**Goal of the exercise**
Output the listing below, all of it, exactly as given.

------------------------

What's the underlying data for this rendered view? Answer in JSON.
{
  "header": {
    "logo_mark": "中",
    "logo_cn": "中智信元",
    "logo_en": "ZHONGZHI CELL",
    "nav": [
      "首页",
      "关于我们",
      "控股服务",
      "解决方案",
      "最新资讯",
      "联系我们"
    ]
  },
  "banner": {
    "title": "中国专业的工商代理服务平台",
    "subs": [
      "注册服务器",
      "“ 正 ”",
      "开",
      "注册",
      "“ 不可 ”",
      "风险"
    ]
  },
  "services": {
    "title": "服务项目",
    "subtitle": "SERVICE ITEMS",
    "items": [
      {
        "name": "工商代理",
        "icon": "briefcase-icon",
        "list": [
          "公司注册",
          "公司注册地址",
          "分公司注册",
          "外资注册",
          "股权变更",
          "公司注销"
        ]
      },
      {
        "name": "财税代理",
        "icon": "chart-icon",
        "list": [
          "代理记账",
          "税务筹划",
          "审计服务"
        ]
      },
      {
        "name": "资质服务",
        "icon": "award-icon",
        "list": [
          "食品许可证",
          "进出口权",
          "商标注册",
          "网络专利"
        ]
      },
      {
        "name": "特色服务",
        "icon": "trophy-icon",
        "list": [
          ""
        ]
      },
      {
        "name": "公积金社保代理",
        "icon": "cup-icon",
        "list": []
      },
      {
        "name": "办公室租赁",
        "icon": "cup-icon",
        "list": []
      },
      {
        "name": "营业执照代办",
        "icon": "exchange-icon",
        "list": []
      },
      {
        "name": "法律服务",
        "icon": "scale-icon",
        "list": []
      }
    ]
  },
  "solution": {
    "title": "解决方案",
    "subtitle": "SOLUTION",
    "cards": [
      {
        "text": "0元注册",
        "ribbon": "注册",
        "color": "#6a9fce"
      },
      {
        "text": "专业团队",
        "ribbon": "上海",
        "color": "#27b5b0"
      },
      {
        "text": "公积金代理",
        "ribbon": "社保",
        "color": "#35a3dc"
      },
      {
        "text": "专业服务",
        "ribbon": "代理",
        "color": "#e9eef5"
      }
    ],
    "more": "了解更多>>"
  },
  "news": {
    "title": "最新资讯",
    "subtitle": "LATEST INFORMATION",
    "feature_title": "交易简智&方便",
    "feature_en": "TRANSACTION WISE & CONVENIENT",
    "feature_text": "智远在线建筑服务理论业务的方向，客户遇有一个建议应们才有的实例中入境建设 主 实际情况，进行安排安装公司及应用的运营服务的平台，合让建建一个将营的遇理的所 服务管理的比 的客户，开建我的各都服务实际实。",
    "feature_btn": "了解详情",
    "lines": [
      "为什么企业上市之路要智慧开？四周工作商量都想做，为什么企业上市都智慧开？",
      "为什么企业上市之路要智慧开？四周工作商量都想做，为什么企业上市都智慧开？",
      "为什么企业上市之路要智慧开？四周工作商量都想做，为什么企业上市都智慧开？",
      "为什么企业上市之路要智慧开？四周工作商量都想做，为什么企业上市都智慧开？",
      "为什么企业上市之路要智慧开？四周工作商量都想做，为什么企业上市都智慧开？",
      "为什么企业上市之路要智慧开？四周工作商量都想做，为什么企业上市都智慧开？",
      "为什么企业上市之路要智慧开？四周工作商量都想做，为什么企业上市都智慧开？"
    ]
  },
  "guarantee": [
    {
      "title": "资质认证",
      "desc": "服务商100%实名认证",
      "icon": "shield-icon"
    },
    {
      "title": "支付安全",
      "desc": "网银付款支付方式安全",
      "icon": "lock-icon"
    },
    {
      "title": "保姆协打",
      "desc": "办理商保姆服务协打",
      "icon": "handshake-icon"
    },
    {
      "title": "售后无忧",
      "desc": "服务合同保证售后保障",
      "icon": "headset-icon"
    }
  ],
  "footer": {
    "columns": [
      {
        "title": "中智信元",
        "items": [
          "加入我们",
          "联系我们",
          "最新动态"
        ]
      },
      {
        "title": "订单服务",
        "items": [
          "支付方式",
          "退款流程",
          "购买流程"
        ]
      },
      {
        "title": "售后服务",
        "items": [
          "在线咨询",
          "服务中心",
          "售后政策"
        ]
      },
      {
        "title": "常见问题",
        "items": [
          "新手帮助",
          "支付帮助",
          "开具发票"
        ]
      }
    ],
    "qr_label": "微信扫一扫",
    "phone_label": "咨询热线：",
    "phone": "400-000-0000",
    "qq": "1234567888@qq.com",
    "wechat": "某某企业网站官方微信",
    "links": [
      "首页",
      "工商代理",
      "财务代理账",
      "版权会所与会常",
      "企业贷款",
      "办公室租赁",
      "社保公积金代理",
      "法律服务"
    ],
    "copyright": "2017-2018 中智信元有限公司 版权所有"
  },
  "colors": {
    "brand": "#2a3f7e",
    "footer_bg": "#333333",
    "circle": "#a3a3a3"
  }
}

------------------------

**Answer to this exercise**
What's the underlying data for this rendered view? Answer in JSON.
{
  "header": {
    "logo_mark": "中",
    "logo_cn": "中智信元",
    "logo_en": "ZHONGZHI CELL",
    "nav": [
      "首页",
      "关于我们",
      "控股服务",
      "解决方案",
      "最新资讯",
      "联系我们"
    ]
  },
  "banner": {
    "title": "中国专业的工商代理服务平台",
    "subs": [
      "注册服务器",
      "“ 正 ”",
      "开",
      "注册",
      "“ 不可 ”",
      "风险"
    ]
  },
  "services": {
    "title": "服务项目",
    "subtitle": "SERVICE ITEMS",
    "items": [
      {
        "name": "工商代理",
        "icon": "briefcase-icon",
        "list": [
          "公司注册",
          "公司注册地址",
          "分公司注册",
          "外资注册",
          "股权变更",
          "公司注销"
        ]
      },
      {
        "name": "财税代理",
        "icon": "chart-icon",
        "list": [
          "代理记账",
          "税务筹划",
          "审计服务"
        ]
      },
      {
        "name": "资质服务",
        "icon": "award-icon",
        "list": [
          "食品许可证",
          "进出口权",
          "商标注册",
          "网络专利"
        ]
      },
      {
        "name": "特色服务",
        "icon": "trophy-icon",
        "list": [
          ""
        ]
      },
      {
        "name": "公积金社保代理",
        "icon": "cup-icon",
        "list": []
      },
      {
        "name": "办公室租赁",
        "icon": "cup-icon",
        "list": []
      },
      {
        "name": "营业执照代办",
        "icon": "exchange-icon",
        "list": []
      },
      {
        "name": "法律服务",
        "icon": "scale-icon",
        "list": []
      }
    ]
  },
  "solution": {
    "title": "解决方案",
    "subtitle": "SOLUTION",
    "cards": [
      {
        "text": "0元注册",
        "ribbon": "注册",
        "color": "#6a9fce"
      },
      {
        "text": "专业团队",
        "ribbon": "上海",
        "color": "#27b5b0"
      },
      {
        "text": "公积金代理",
        "ribbon": "社保",
        "color": "#35a3dc"
      },
      {
        "text": "专业服务",
        "ribbon": "代理",
        "color": "#e9eef5"
      }
    ],
    "more": "了解更多>>"
  },
  "news": {
    "title": "最新资讯",
    "subtitle": "LATEST INFORMATION",
    "feature_title": "交易简智&方便",
    "feature_en": "TRANSACTION WISE & CONVENIENT",
    "feature_text": "智远在线建筑服务理论业务的方向，客户遇有一个建议应们才有的实例中入境建设 主 实际情况，进行安排安装公司及应用的运营服务的平台，合让建建一个将营的遇理的所 服务管理的比 的客户，开建我的各都服务实际实。",
    "feature_btn": "了解详情",
    "lines": [
      "为什么企业上市之路要智慧开？四周工作商量都想做，为什么企业上市都智慧开？",
      "为什么企业上市之路要智慧开？四周工作商量都想做，为什么企业上市都智慧开？",
      "为什么企业上市之路要智慧开？四周工作商量都想做，为什么企业上市都智慧开？",
      "为什么企业上市之路要智慧开？四周工作商量都想做，为什么企业上市都智慧开？",
      "为什么企业上市之路要智慧开？四周工作商量都想做，为什么企业上市都智慧开？",
      "为什么企业上市之路要智慧开？四周工作商量都想做，为什么企业上市都智慧开？",
      "为什么企业上市之路要智慧开？四周工作商量都想做，为什么企业上市都智慧开？"
    ]
  },
  "guarantee": [
    {
      "title": "资质认证",
      "desc": "服务商100%实名认证",
      "icon": "shield-icon"
    },
    {
      "title": "支付安全",
      "desc": "网银付款支付方式安全",
      "icon": "lock-icon"
    },
    {
      "title": "保姆协打",
      "desc": "办理商保姆服务协打",
      "icon": "handshake-icon"
    },
    {
      "title": "售后无忧",
      "desc": "服务合同保证售后保障",
      "icon": "headset-icon"
    }
  ],
  "footer": {
    "columns": [
      {
        "title": "中智信元",
        "items": [
          "加入我们",
          "联系我们",
          "最新动态"
        ]
      },
      {
        "title": "订单服务",
        "items": [
          "支付方式",
          "退款流程",
          "购买流程"
        ]
      },
      {
        "title": "售后服务",
        "items": [
          "在线咨询",
          "服务中心",
          "售后政策"
        ]
      },
      {
        "title": "常见问题",
        "items": [
          "新手帮助",
          "支付帮助",
          "开具发票"
        ]
      }
    ],
    "qr_label": "微信扫一扫",
    "phone_label": "咨询热线：",
    "phone": "400-000-0000",
    "qq": "1234567888@qq.com",
    "wechat": "某某企业网站官方微信",
    "links": [
      "首页",
      "工商代理",
      "财务代理账",
      "版权会所与会常",
      "企业贷款",
      "办公室租赁",
      "社保公积金代理",
      "法律服务"
    ],
    "copyright": "2017-2018 中智信元有限公司 版权所有"
  },
  "colors": {
    "brand": "#2a3f7e",
    "footer_bg": "#333333",
    "circle": "#a3a3a3"
  }
}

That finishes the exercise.